(704) 353-7602
484-D Williamson Rd.
Mooresville, NC

Data Provided by:
Uhrich Chiropractic
(704) 353-7529
816 Brawley School Rd # D
Mooresville, NC

Data Provided by:
Modern Eye Care - Eye Exams Only
(760) 792-2777
223 Faith Road
Salisbury, NC

Data Provided by:
Data Provided by:

Chronic Fatigue after Having Mononucleosis

Prevalence of Chronic Fatigue After Having Mononucleosis.
Date: Thursday, July 02, 2009
Source: Pediatrics
Related Monographs: Chronic Fatigue Syndrome, Mononucleosis
Natural Health Information that is accurate, objective, science-based and represents the current state of research is the most sought-after information category today. Natural Health Information On Demand, NHIOndemand, is the leading source for this valuable science-based natural health information.
©2000-2009 CCG, Inc. All Rights Reserved.

Infectious mononucleosis (Mono) is often referred to as the "kissing disease" due to it's manner of spreading from one individual to another. Actually, Mono is caused by a type of Epstein-Barr virus (EBV), a virus that is thought to be responsible for other conditions such as Chronic Fatigue Syndrome. EBV occurs in two forms that are widely prevalent in nature and are not distinguished by conventional tests. Epstein-Barr virus infections occur worldwide. In fact, by adulthood, over 90 percent of individuals have been infected and have antibodies to the virus. Infections occur with greatest frequency in early childhood, with another peak during late adolescence. In areas with lower standards of hygiene, such as those observed in lower socioeconomic classes and developing nations, the infection is seen mostly in young childhood, while in areas of higher standards of hygiene, the infection occurs primarily in young adulthood.
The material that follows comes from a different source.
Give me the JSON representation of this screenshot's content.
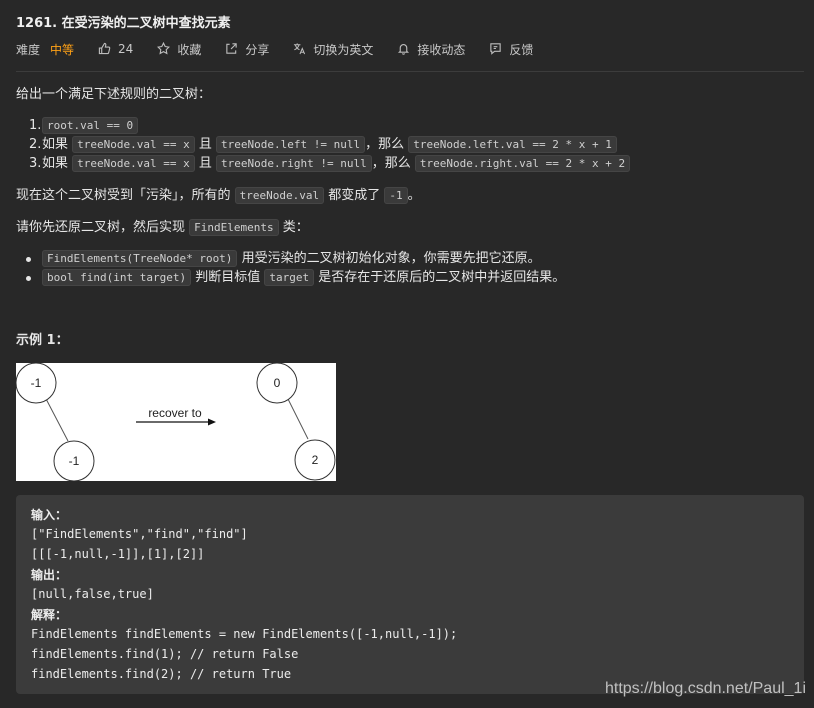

Chronic fatigue syndrome is the current name for a disease that has been described for three centuries. It is characterized by a debilitating fatigue and a variety of other physical, constitutional, and neuropsychological complaints. Certain individuals, who were labeled in the past with various diagnoses ranging from neurasthenia to encephalomyelitis including chronic Epstein-Barr virus infection, are now thought to have chronic fatigue syndrome. The diversity of names is a reflection of the number and controversy of theories of the disease. Whatever the cause, there seems to be several common themes that occur. It is often postinfectious, it is associated with immunological disturbances, and it is frequently accompanied by depression.
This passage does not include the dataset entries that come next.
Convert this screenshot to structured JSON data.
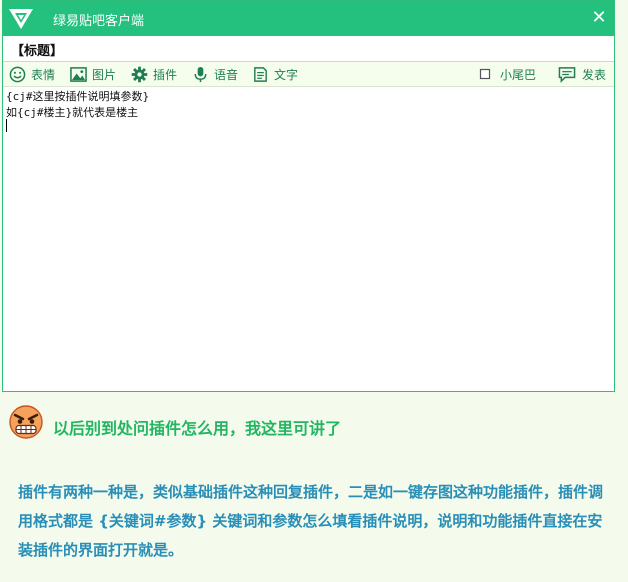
{
  "window": {
    "title": "绿易贴吧客户端",
    "close_label": "✕"
  },
  "subject": {
    "value": "【标题】"
  },
  "toolbar": {
    "emoji_label": "表情",
    "image_label": "图片",
    "plugin_label": "插件",
    "voice_label": "语音",
    "text_label": "文字",
    "tail_label": "小尾巴",
    "post_label": "发表"
  },
  "editor": {
    "lines": [
      "{cj#这里按插件说明填参数}",
      "如{cj#楼主}就代表是楼主"
    ]
  },
  "notice": {
    "text": "以后别到处问插件怎么用，我这里可讲了"
  },
  "body": {
    "paragraph": "插件有两种一种是，类似基础插件这种回复插件，二是如一键存图这种功能插件，插件调用格式都是 {关键词#参数} 关键词和参数怎么填看插件说明，说明和功能插件直接在安装插件的界面打开就是。"
  },
  "colors": {
    "titlebar": "#24c17e",
    "toolbar_text": "#1f7e54",
    "notice_text": "#22b663",
    "body_text": "#2a8fb8"
  },
  "icons": [
    "triangle-logo-icon",
    "smiley-icon",
    "image-icon",
    "gear-icon",
    "microphone-icon",
    "document-icon",
    "checkbox-icon",
    "comment-icon",
    "angry-face-icon"
  ]
}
A study published in the journal, Pediatrics, screened adolescents during a 2-year period following infectious mononucleosis to determine whether they were more likely to develop chronic fatigue syndrome. The study included 301 adolescents between the ages of 12 and 18 years with infectious mononucleosis who were screened for non-recovery 6 months after having mono by using a phone interview. The adolescents who had not recovered then underwent medical evaluation and were re-screened at 12 and 24 months post infectious mononucleosis. The results revealed that at 6 months 13% of adolescents met the criteria for chronic fatigue syndrome, at 12 months 7% met the criteria and at 24 months 4% met the criteria. It was found that all 13 adolescents with chronic fatigue syndrome 24 months after infectious mononucleosis were female and they also reported greater fatigue severity at 12 months. These findings appear to indicate that infectious mononucleosis may increase the risk of developing chronic fatigue syndrome especially in female adolescents.1

1 Katz BZ, Shiraishi Y, Mears CJ, et al. Chronic Fatigue Syndrome After Infectious Mononucleosis in Adolescents. Pediatrics. Jul2009;124(1):189-93.

This information is educational in context and is not to be used to diagnose, treat or cure any disease. Please consult your licensed health care practitioner before using this or any medical information.
©2000-2009 CCG, Inc. All Rights Reserved.